══ Data listing

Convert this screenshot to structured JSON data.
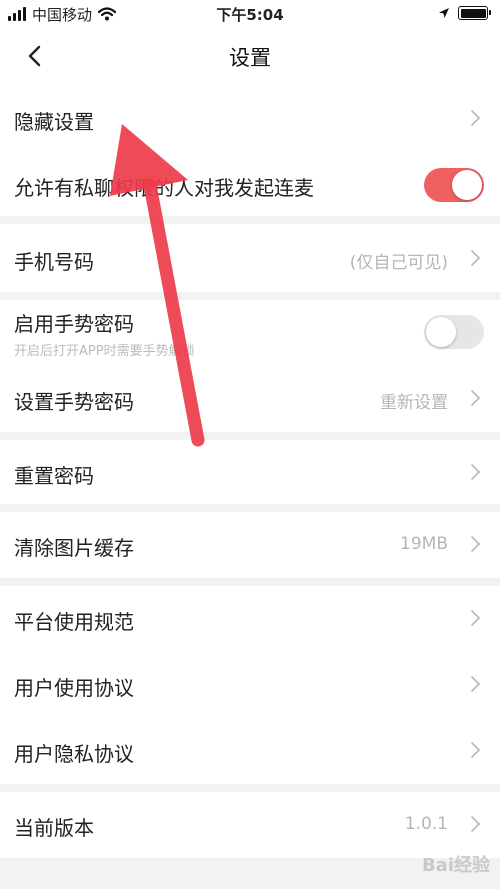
{
  "status_bar": {
    "carrier": "中国移动",
    "time": "下午5:04"
  },
  "nav": {
    "title": "设置"
  },
  "rows": {
    "hidden_settings": {
      "label": "隐藏设置"
    },
    "allow_mic": {
      "label": "允许有私聊权限的人对我发起连麦",
      "toggle": "on"
    },
    "phone": {
      "label": "手机号码",
      "value": "(仅自己可见)"
    },
    "gesture_enable": {
      "label": "启用手势密码",
      "sub": "开启后打开APP时需要手势解锁",
      "toggle": "off"
    },
    "gesture_set": {
      "label": "设置手势密码",
      "value": "重新设置"
    },
    "reset_password": {
      "label": "重置密码"
    },
    "clear_cache": {
      "label": "清除图片缓存",
      "value": "19MB"
    },
    "platform_rules": {
      "label": "平台使用规范"
    },
    "user_agreement": {
      "label": "用户使用协议"
    },
    "privacy_agreement": {
      "label": "用户隐私协议"
    },
    "version": {
      "label": "当前版本",
      "value": "1.0.1"
    }
  },
  "watermark": "Bai经验",
  "colors": {
    "accent": "#f06060",
    "arrow": "#ee3b4a"
  }
}
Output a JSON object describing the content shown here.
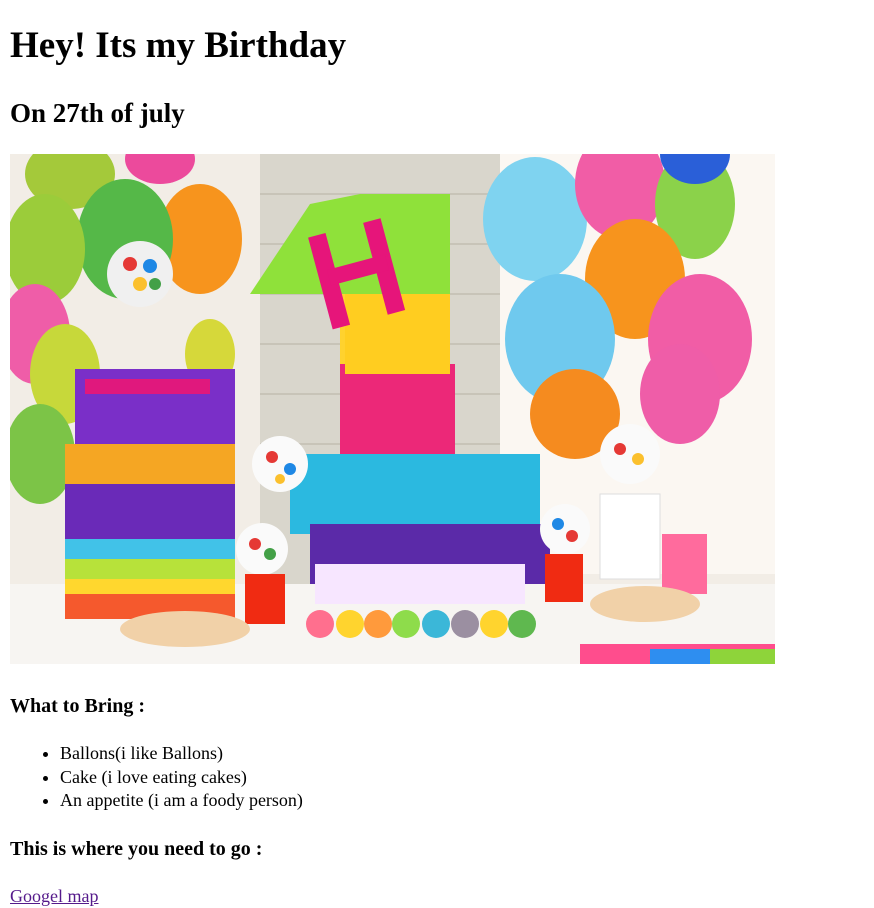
{
  "page": {
    "title": "Hey! Its my Birthday",
    "subtitle": "On 27th of july"
  },
  "image": {
    "icon": "birthday-party-photo"
  },
  "bring": {
    "heading": "What to Bring :",
    "items": [
      "Ballons(i like Ballons)",
      "Cake (i love eating cakes)",
      "An appetite (i am a foody person)"
    ]
  },
  "directions": {
    "heading": "This is where you need to go :",
    "link_text": "Googel map"
  },
  "colors": {
    "link_visited": "#551a8b"
  }
}
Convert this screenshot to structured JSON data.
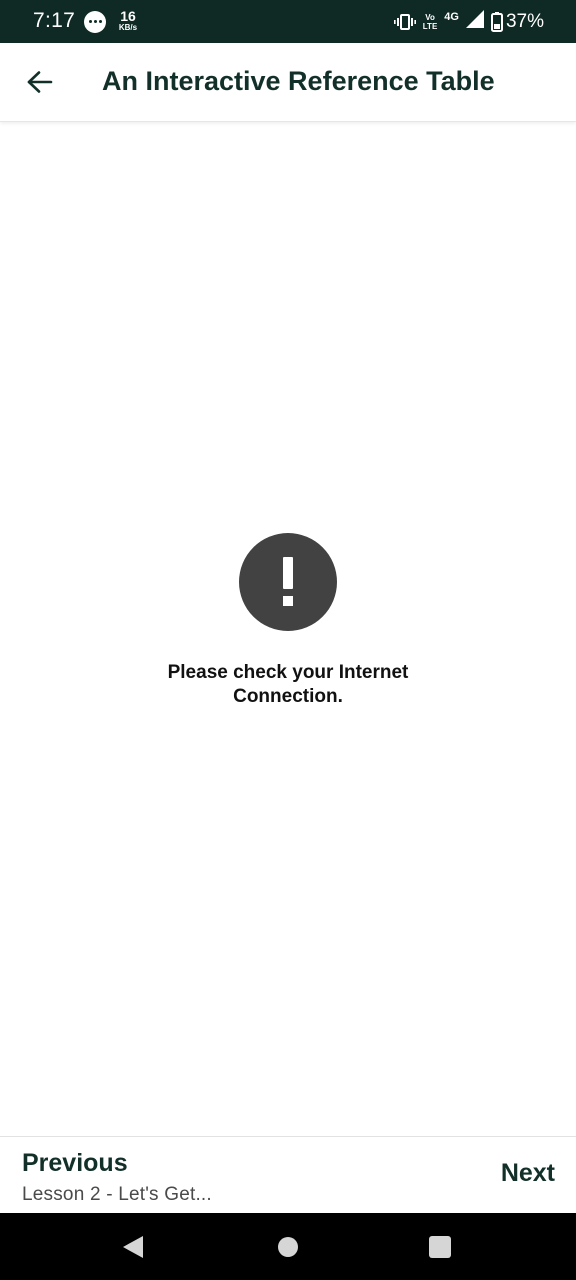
{
  "status_bar": {
    "time": "7:17",
    "speed_value": "16",
    "speed_unit": "KB/s",
    "volte_top": "Vo",
    "volte_bottom": "LTE",
    "network": "4G",
    "battery": "37%",
    "icons": [
      "message-icon",
      "vibrate-icon",
      "signal-icon",
      "battery-icon"
    ]
  },
  "app_bar": {
    "title": "An Interactive Reference Table",
    "back_icon": "arrow-left-icon"
  },
  "content": {
    "error_icon": "exclamation-icon",
    "error_message": "Please check your Internet Connection."
  },
  "bottom_nav": {
    "previous_label": "Previous",
    "previous_subtitle": "Lesson 2 - Let's Get...",
    "next_label": "Next"
  },
  "system_nav": {
    "icons": [
      "nav-back-icon",
      "nav-home-icon",
      "nav-recents-icon"
    ]
  },
  "colors": {
    "status_bar_bg": "#0f2a24",
    "title_text": "#123029",
    "error_icon_bg": "#424242"
  }
}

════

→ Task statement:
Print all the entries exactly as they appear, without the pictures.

→ Answer box:
Convert this screenshot to structured JSON data.
{
  "status_bar": {
    "carrier": "中国移动",
    "time": "下午5:04"
  },
  "nav": {
    "title": "设置"
  },
  "rows": {
    "hidden_settings": {
      "label": "隐藏设置"
    },
    "allow_mic": {
      "label": "允许有私聊权限的人对我发起连麦",
      "toggle": "on"
    },
    "phone": {
      "label": "手机号码",
      "value": "(仅自己可见)"
    },
    "gesture_enable": {
      "label": "启用手势密码",
      "sub": "开启后打开APP时需要手势解锁",
      "toggle": "off"
    },
    "gesture_set": {
      "label": "设置手势密码",
      "value": "重新设置"
    },
    "reset_password": {
      "label": "重置密码"
    },
    "clear_cache": {
      "label": "清除图片缓存",
      "value": "19MB"
    },
    "platform_rules": {
      "label": "平台使用规范"
    },
    "user_agreement": {
      "label": "用户使用协议"
    },
    "privacy_agreement": {
      "label": "用户隐私协议"
    },
    "version": {
      "label": "当前版本",
      "value": "1.0.1"
    }
  },
  "watermark": "Bai经验",
  "colors": {
    "accent": "#f06060",
    "arrow": "#ee3b4a"
  }
}
Output a JSON object describing the content shown here.
{
  "page": {
    "title": "Hey! Its my Birthday",
    "subtitle": "On 27th of july"
  },
  "image": {
    "icon": "birthday-party-photo"
  },
  "bring": {
    "heading": "What to Bring :",
    "items": [
      "Ballons(i like Ballons)",
      "Cake (i love eating cakes)",
      "An appetite (i am a foody person)"
    ]
  },
  "directions": {
    "heading": "This is where you need to go :",
    "link_text": "Googel map"
  },
  "colors": {
    "link_visited": "#551a8b"
  }
}
Convert this screenshot to structured JSON data.
{
  "status_bar": {
    "time": "7:17",
    "speed_value": "16",
    "speed_unit": "KB/s",
    "volte_top": "Vo",
    "volte_bottom": "LTE",
    "network": "4G",
    "battery": "37%",
    "icons": [
      "message-icon",
      "vibrate-icon",
      "signal-icon",
      "battery-icon"
    ]
  },
  "app_bar": {
    "title": "An Interactive Reference Table",
    "back_icon": "arrow-left-icon"
  },
  "content": {
    "error_icon": "exclamation-icon",
    "error_message": "Please check your Internet Connection."
  },
  "bottom_nav": {
    "previous_label": "Previous",
    "previous_subtitle": "Lesson 2 - Let's Get...",
    "next_label": "Next"
  },
  "system_nav": {
    "icons": [
      "nav-back-icon",
      "nav-home-icon",
      "nav-recents-icon"
    ]
  },
  "colors": {
    "status_bar_bg": "#0f2a24",
    "title_text": "#123029",
    "error_icon_bg": "#424242"
  }
}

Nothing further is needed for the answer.